Sunday, January 13, 2008

The Midwest Farmer's Daughter says...

... "It's a long row to hoe."

It's not a long road to hoe.
No one hoes a road.
You hoe a row.
Up here northern midwest, it's a row of beans, usually.
Sometimes beets.
Occasionally, corn.

Those lines you see in a field of lovely crops?
Each line is a row.
And when you are a farmer, you conceive lots and lots of children, so you have lots and lots of people to walk up and down each row and chop out the weeds with a hoe.

When there are a lot of weeds in the row of crops which you are assigned to hoe, that is a long row to hoe.
When you stand on one end of your field and you can't see the other end because of the curvature of the earth, that is a long row to hoe.

Say, for instance, you are a presidential hopeful campaigning in a state which favors one of your opponents. You would then have a long row to hoe. You may even have a long road ahead.

But you never have a long road to hoe.

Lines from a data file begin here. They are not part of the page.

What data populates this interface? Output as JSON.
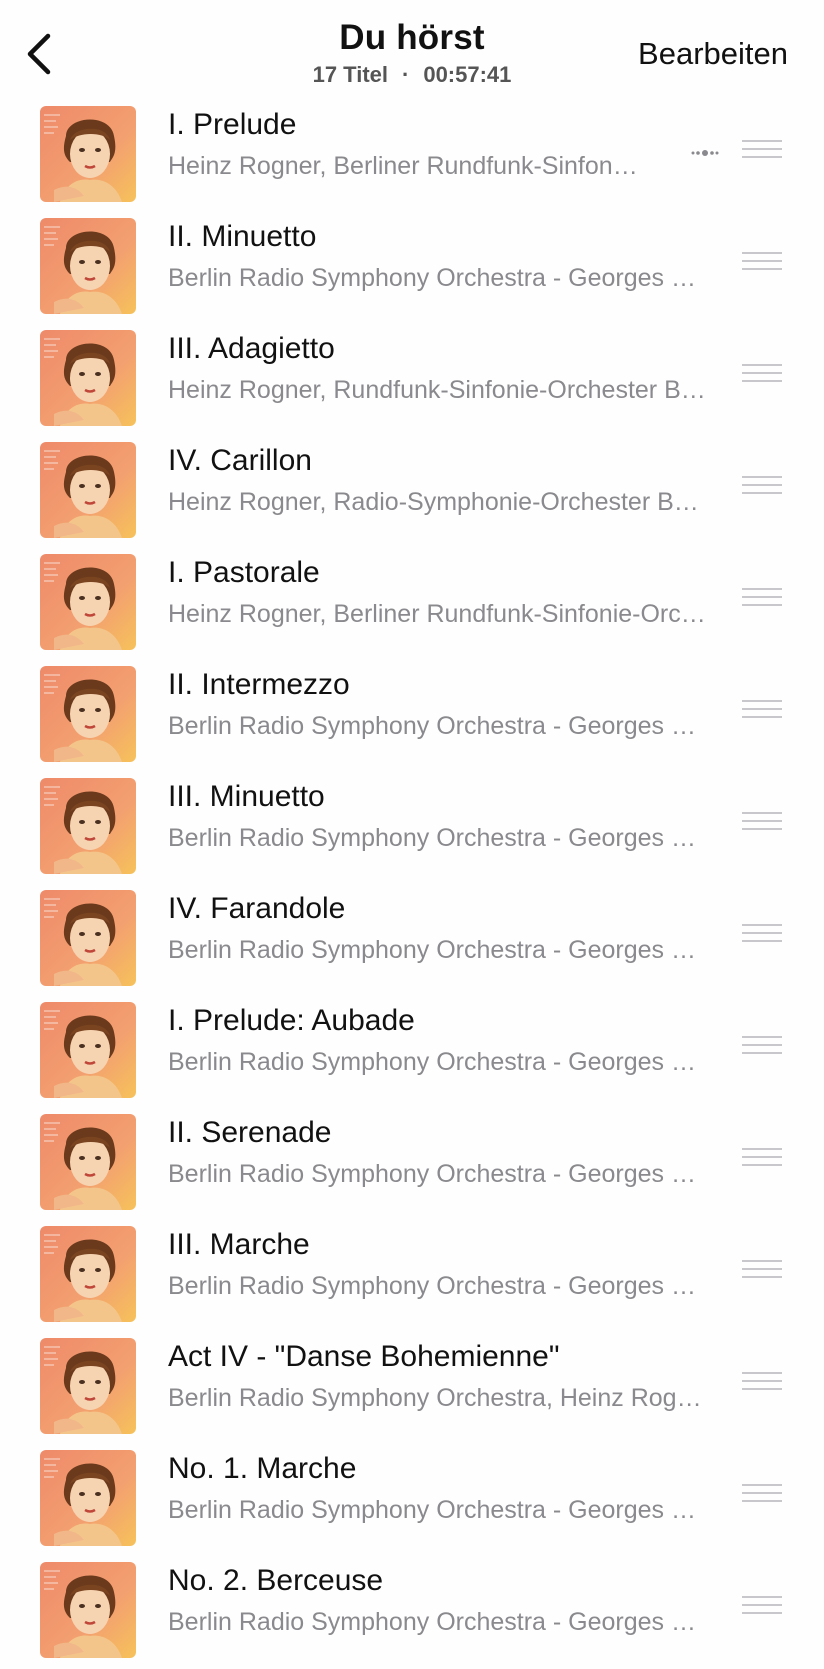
{
  "header": {
    "title": "Du hörst",
    "count": "17 Titel",
    "separator": "·",
    "duration": "00:57:41",
    "edit_label": "Bearbeiten"
  },
  "tracks": [
    {
      "title": "I. Prelude",
      "artist": "Heinz Rogner, Berliner Rundfunk-Sinfonie-Orchester",
      "playing": true
    },
    {
      "title": "II. Minuetto",
      "artist": "Berlin Radio Symphony Orchestra - Georges Bizet"
    },
    {
      "title": "III. Adagietto",
      "artist": "Heinz Rogner, Rundfunk-Sinfonie-Orchester Berlin"
    },
    {
      "title": "IV. Carillon",
      "artist": "Heinz Rogner, Radio-Symphonie-Orchester Berlin"
    },
    {
      "title": "I. Pastorale",
      "artist": "Heinz Rogner, Berliner Rundfunk-Sinfonie-Orchester"
    },
    {
      "title": "II. Intermezzo",
      "artist": "Berlin Radio Symphony Orchestra - Georges Bizet"
    },
    {
      "title": "III. Minuetto",
      "artist": "Berlin Radio Symphony Orchestra - Georges Bizet"
    },
    {
      "title": "IV. Farandole",
      "artist": "Berlin Radio Symphony Orchestra - Georges Bizet"
    },
    {
      "title": "I. Prelude: Aubade",
      "artist": "Berlin Radio Symphony Orchestra - Georges Bizet"
    },
    {
      "title": "II. Serenade",
      "artist": "Berlin Radio Symphony Orchestra - Georges Bizet"
    },
    {
      "title": "III. Marche",
      "artist": "Berlin Radio Symphony Orchestra - Georges Bizet"
    },
    {
      "title": "Act IV - \"Danse Bohemienne\"",
      "artist": "Berlin Radio Symphony Orchestra, Heinz Rogner"
    },
    {
      "title": "No. 1. Marche",
      "artist": "Berlin Radio Symphony Orchestra - Georges Bizet"
    },
    {
      "title": "No. 2. Berceuse",
      "artist": "Berlin Radio Symphony Orchestra - Georges Bizet"
    }
  ],
  "icons": {
    "back": "chevron-left-icon",
    "reorder": "reorder-handle-icon",
    "now_playing": "now-playing-indicator-icon"
  },
  "colors": {
    "subtitle": "#8a8a8e",
    "handle": "#c8c8cc",
    "art_bg": "#f0a070"
  }
}
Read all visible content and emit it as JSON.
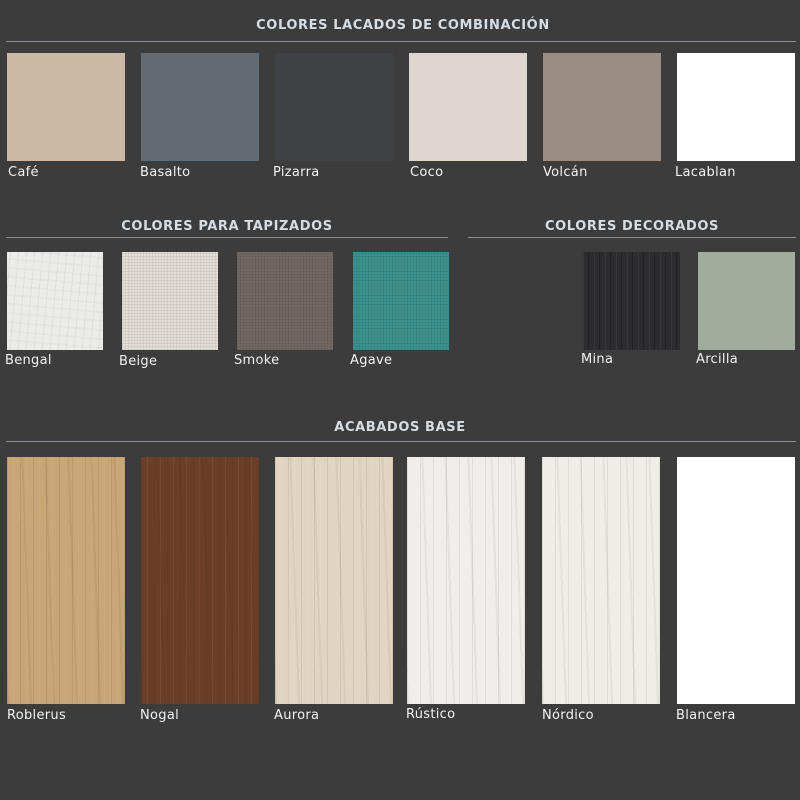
{
  "sections": {
    "lacados": {
      "title": "COLORES LACADOS DE COMBINACIÓN",
      "swatches": [
        {
          "name": "Café",
          "color": "#cbb9a6"
        },
        {
          "name": "Basalto",
          "color": "#626b73"
        },
        {
          "name": "Pizarra",
          "color": "#404144"
        },
        {
          "name": "Coco",
          "color": "#dcd6cf"
        },
        {
          "name": "Volcán",
          "color": "#9c8d83"
        },
        {
          "name": "Lacablan",
          "color": "#ffffff"
        }
      ]
    },
    "tapizados": {
      "title": "COLORES PARA TAPIZADOS",
      "swatches": [
        {
          "name": "Bengal",
          "color": "#ebebe9"
        },
        {
          "name": "Beige",
          "color": "#e2ded6"
        },
        {
          "name": "Smoke",
          "color": "#716862"
        },
        {
          "name": "Agave",
          "color": "#3a918e"
        }
      ]
    },
    "decorados": {
      "title": "COLORES DECORADOS",
      "swatches": [
        {
          "name": "Mina",
          "color": "#2c2c2e"
        },
        {
          "name": "Arcilla",
          "color": "#a0ad9c"
        }
      ]
    },
    "base": {
      "title": "ACABADOS BASE",
      "swatches": [
        {
          "name": "Roblerus",
          "color": "#c8a675"
        },
        {
          "name": "Nogal",
          "color": "#6b3f27"
        },
        {
          "name": "Aurora",
          "color": "#e0d6c0"
        },
        {
          "name": "Rústico",
          "color": "#efeeea"
        },
        {
          "name": "Nórdico",
          "color": "#eeede8"
        },
        {
          "name": "Blancera",
          "color": "#ffffff"
        }
      ]
    }
  }
}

Trust me, no one hoes a road.

Carry on...

8 comments:

Oddybobo said...

You are right, but you forgot, there can often by hoes on the road, or by the side of the road, a corner of a road, sometimes in a house off a road . . . . I can go on for days dear!

oddybobo said...

The "by" was supposed to be "be" but could also be "buy" I suspect . . .

Thumper said...

If you drag a hooker behind you, are you then ho-ing a road?

tammi said...

That GOODNESS you cleared that up. I've been tryin' to explain that to folks for eons......

;-)

tammi said...

THANK not That.....man oh man oh man.....this has been a REALLY long day.

Sorry.....

Richmond said...

Heh - I am thinking you may have had a tough day...

Hoe's, rows, ho's and roads -oh my!

Roses said...

Ehem...

No comment about a ho that's been rode.

Lee Ann said...

So which particular news burp did you have to listen to over and over and over again until you cracked?

Having been there, I'm just guessing that's what set off this slight tangent of clarifications.

he he he, "a ho that's been rode".